** Information follows **

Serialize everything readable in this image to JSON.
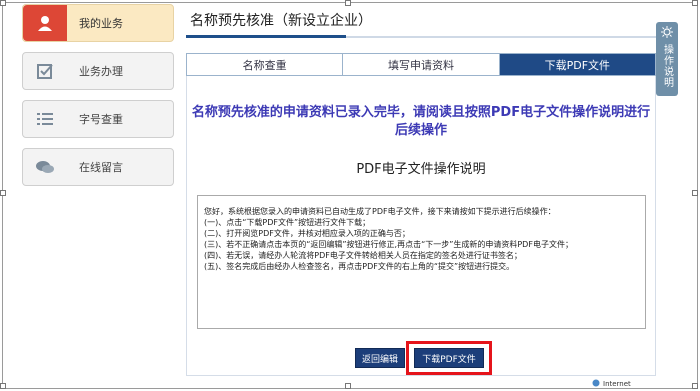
{
  "sidebar": {
    "items": [
      {
        "label": "我的业务",
        "icon": "user-icon"
      },
      {
        "label": "业务办理",
        "icon": "checkbox-icon"
      },
      {
        "label": "字号查重",
        "icon": "list-icon"
      },
      {
        "label": "在线留言",
        "icon": "chat-icon"
      }
    ]
  },
  "header": {
    "title": "名称预先核准（新设立企业）"
  },
  "help": {
    "label": "操作说明",
    "icon": "sun-icon"
  },
  "tabs": [
    "名称查重",
    "填写申请资料",
    "下载PDF文件"
  ],
  "notice": "名称预先核准的申请资料已录入完毕，请阅读且按照PDF电子文件操作说明进行后续操作",
  "pdf_heading": "PDF电子文件操作说明",
  "instructions": [
    "您好，系统根据您录入的申请资料已自动生成了PDF电子文件，接下来请按如下提示进行后续操作：",
    "(一)、点击“下载PDF文件”按钮进行文件下载；",
    "(二)、打开阅览PDF文件，并核对相应录入项的正确与否；",
    "(三)、若不正确请点击本页的“返回编辑”按钮进行修正,再点击“下一步”生成新的申请资料PDF电子文件；",
    "(四)、若无误，请经办人轮流将PDF电子文件转给相关人员在指定的签名处进行证书签名；",
    "(五)、签名完成后由经办人检查签名，再点击PDF文件的右上角的“提交”按钮进行提交。"
  ],
  "buttons": {
    "back": "返回编辑",
    "download": "下载PDF文件"
  },
  "status": {
    "zone": "Internet"
  },
  "colors": {
    "accent": "#1f4a86",
    "highlight": "#e5141b",
    "notice": "#3d3ab5",
    "active_icon_bg": "#dd4736"
  }
}
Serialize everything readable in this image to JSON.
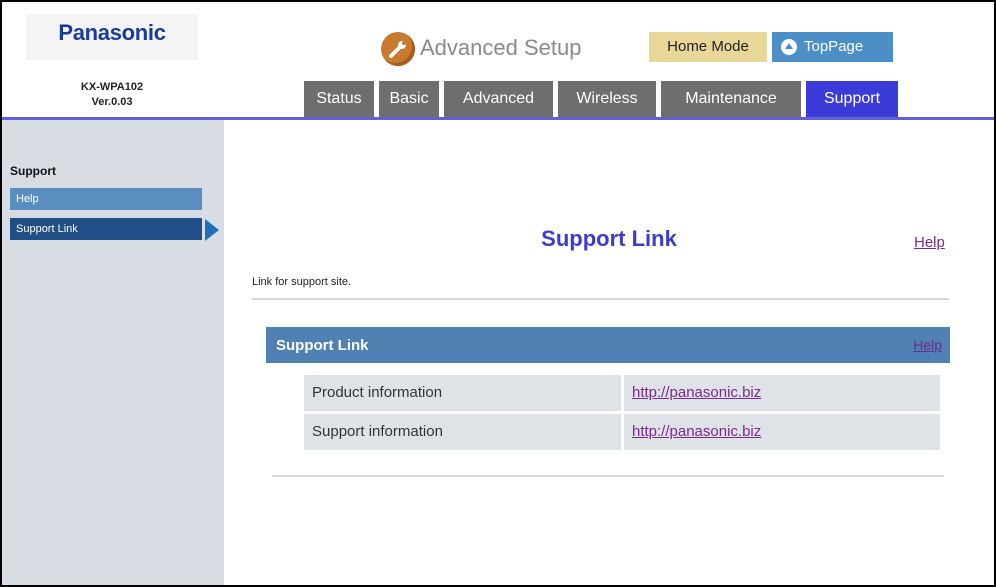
{
  "header": {
    "brand": "Panasonic",
    "model_line1": "KX-WPA102",
    "model_line2": "Ver.0.03",
    "setup_title": "Advanced Setup",
    "home_mode_label": "Home Mode",
    "toppage_label": "TopPage"
  },
  "tabs": [
    {
      "label": "Status",
      "active": false
    },
    {
      "label": "Basic",
      "active": false
    },
    {
      "label": "Advanced",
      "active": false
    },
    {
      "label": "Wireless",
      "active": false
    },
    {
      "label": "Maintenance",
      "active": false
    },
    {
      "label": "Support",
      "active": true
    }
  ],
  "sidebar": {
    "heading": "Support",
    "items": [
      {
        "label": "Help",
        "active": false
      },
      {
        "label": "Support Link",
        "active": true
      }
    ]
  },
  "main": {
    "title": "Support Link",
    "help_link": "Help",
    "description": "Link for support site.",
    "section": {
      "title": "Support Link",
      "help_link": "Help",
      "rows": [
        {
          "label": "Product information",
          "link": "http://panasonic.biz"
        },
        {
          "label": "Support information",
          "link": "http://panasonic.biz"
        }
      ]
    }
  },
  "colors": {
    "brand": "#1a3b9c",
    "active_tab": "#3b3bd8",
    "inactive_tab": "#6e6e6e",
    "section_bar": "#4f81b3",
    "link": "#7a2a8a",
    "home_mode_bg": "#e9d79a",
    "toppage_bg": "#4c8fc6"
  },
  "icons": {
    "setup": "wrench-icon",
    "toppage": "up-arrow-circle-icon",
    "sidebar_pointer": "triangle-right-icon"
  }
}
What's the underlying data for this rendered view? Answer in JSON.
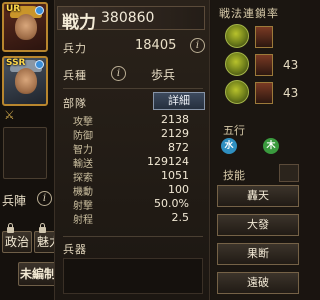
{
  "portraits": [
    {
      "rarity": "UR"
    },
    {
      "rarity": "SSR"
    }
  ],
  "bottom_left": {
    "formation_label": "兵陣",
    "politics_btn": "政治",
    "charisma_btn": "魅力",
    "unassigned_btn": "未編制"
  },
  "center": {
    "power_label": "戦力",
    "power_value": "380860",
    "troops_label": "兵力",
    "troops_value": "18405",
    "troop_type_label": "兵種",
    "troop_type_value": "歩兵",
    "unit_label": "部隊",
    "detail_button": "詳細",
    "stats": [
      {
        "name": "攻撃",
        "value": "2138"
      },
      {
        "name": "防御",
        "value": "2129"
      },
      {
        "name": "智力",
        "value": "872"
      },
      {
        "name": "輸送",
        "value": "129124"
      },
      {
        "name": "探索",
        "value": "1051"
      },
      {
        "name": "機動",
        "value": "100"
      },
      {
        "name": "射撃",
        "value": "50.0%"
      },
      {
        "name": "射程",
        "value": "2.5"
      }
    ],
    "weapon_label": "兵器"
  },
  "right": {
    "chain_title": "戦法連鎖率",
    "chain_values": [
      "43",
      "43"
    ],
    "five_elements_label": "五行",
    "skills_label": "技能",
    "skills": [
      "轟天",
      "大發",
      "果断",
      "遠破"
    ]
  },
  "colors": {
    "accent_gold": "#b8862e",
    "panel_bg": "#2a221a",
    "detail_blue": "#3d4a5e"
  }
}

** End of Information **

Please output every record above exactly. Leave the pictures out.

Serialize everything readable in this image to JSON.
{
  "sidebar": {
    "items": [
      {
        "label": "我的业务",
        "icon": "user-icon"
      },
      {
        "label": "业务办理",
        "icon": "checkbox-icon"
      },
      {
        "label": "字号查重",
        "icon": "list-icon"
      },
      {
        "label": "在线留言",
        "icon": "chat-icon"
      }
    ]
  },
  "header": {
    "title": "名称预先核准（新设立企业）"
  },
  "help": {
    "label": "操作说明",
    "icon": "sun-icon"
  },
  "tabs": [
    "名称查重",
    "填写申请资料",
    "下载PDF文件"
  ],
  "notice": "名称预先核准的申请资料已录入完毕，请阅读且按照PDF电子文件操作说明进行后续操作",
  "pdf_heading": "PDF电子文件操作说明",
  "instructions": [
    "您好，系统根据您录入的申请资料已自动生成了PDF电子文件，接下来请按如下提示进行后续操作：",
    "(一)、点击“下载PDF文件”按钮进行文件下载；",
    "(二)、打开阅览PDF文件，并核对相应录入项的正确与否；",
    "(三)、若不正确请点击本页的“返回编辑”按钮进行修正,再点击“下一步”生成新的申请资料PDF电子文件；",
    "(四)、若无误，请经办人轮流将PDF电子文件转给相关人员在指定的签名处进行证书签名；",
    "(五)、签名完成后由经办人检查签名，再点击PDF文件的右上角的“提交”按钮进行提交。"
  ],
  "buttons": {
    "back": "返回编辑",
    "download": "下载PDF文件"
  },
  "status": {
    "zone": "Internet"
  },
  "colors": {
    "accent": "#1f4a86",
    "highlight": "#e5141b",
    "notice": "#3d3ab5",
    "active_icon_bg": "#dd4736"
  }
}
Serialize everything readable in this image to JSON.
{
  "header": {
    "brand": "Panasonic",
    "model_line1": "KX-WPA102",
    "model_line2": "Ver.0.03",
    "setup_title": "Advanced Setup",
    "home_mode_label": "Home Mode",
    "toppage_label": "TopPage"
  },
  "tabs": [
    {
      "label": "Status",
      "active": false
    },
    {
      "label": "Basic",
      "active": false
    },
    {
      "label": "Advanced",
      "active": false
    },
    {
      "label": "Wireless",
      "active": false
    },
    {
      "label": "Maintenance",
      "active": false
    },
    {
      "label": "Support",
      "active": true
    }
  ],
  "sidebar": {
    "heading": "Support",
    "items": [
      {
        "label": "Help",
        "active": false
      },
      {
        "label": "Support Link",
        "active": true
      }
    ]
  },
  "main": {
    "title": "Support Link",
    "help_link": "Help",
    "description": "Link for support site.",
    "section": {
      "title": "Support Link",
      "help_link": "Help",
      "rows": [
        {
          "label": "Product information",
          "link": "http://panasonic.biz"
        },
        {
          "label": "Support information",
          "link": "http://panasonic.biz"
        }
      ]
    }
  },
  "colors": {
    "brand": "#1a3b9c",
    "active_tab": "#3b3bd8",
    "inactive_tab": "#6e6e6e",
    "section_bar": "#4f81b3",
    "link": "#7a2a8a",
    "home_mode_bg": "#e9d79a",
    "toppage_bg": "#4c8fc6"
  },
  "icons": {
    "setup": "wrench-icon",
    "toppage": "up-arrow-circle-icon",
    "sidebar_pointer": "triangle-right-icon"
  }
}
What's the underlying data for this rendered view? Answer in JSON.
{
  "portraits": [
    {
      "rarity": "UR"
    },
    {
      "rarity": "SSR"
    }
  ],
  "bottom_left": {
    "formation_label": "兵陣",
    "politics_btn": "政治",
    "charisma_btn": "魅力",
    "unassigned_btn": "未編制"
  },
  "center": {
    "power_label": "戦力",
    "power_value": "380860",
    "troops_label": "兵力",
    "troops_value": "18405",
    "troop_type_label": "兵種",
    "troop_type_value": "歩兵",
    "unit_label": "部隊",
    "detail_button": "詳細",
    "stats": [
      {
        "name": "攻撃",
        "value": "2138"
      },
      {
        "name": "防御",
        "value": "2129"
      },
      {
        "name": "智力",
        "value": "872"
      },
      {
        "name": "輸送",
        "value": "129124"
      },
      {
        "name": "探索",
        "value": "1051"
      },
      {
        "name": "機動",
        "value": "100"
      },
      {
        "name": "射撃",
        "value": "50.0%"
      },
      {
        "name": "射程",
        "value": "2.5"
      }
    ],
    "weapon_label": "兵器"
  },
  "right": {
    "chain_title": "戦法連鎖率",
    "chain_values": [
      "43",
      "43"
    ],
    "five_elements_label": "五行",
    "skills_label": "技能",
    "skills": [
      "轟天",
      "大發",
      "果断",
      "遠破"
    ]
  },
  "colors": {
    "accent_gold": "#b8862e",
    "panel_bg": "#2a221a",
    "detail_blue": "#3d4a5e"
  }
}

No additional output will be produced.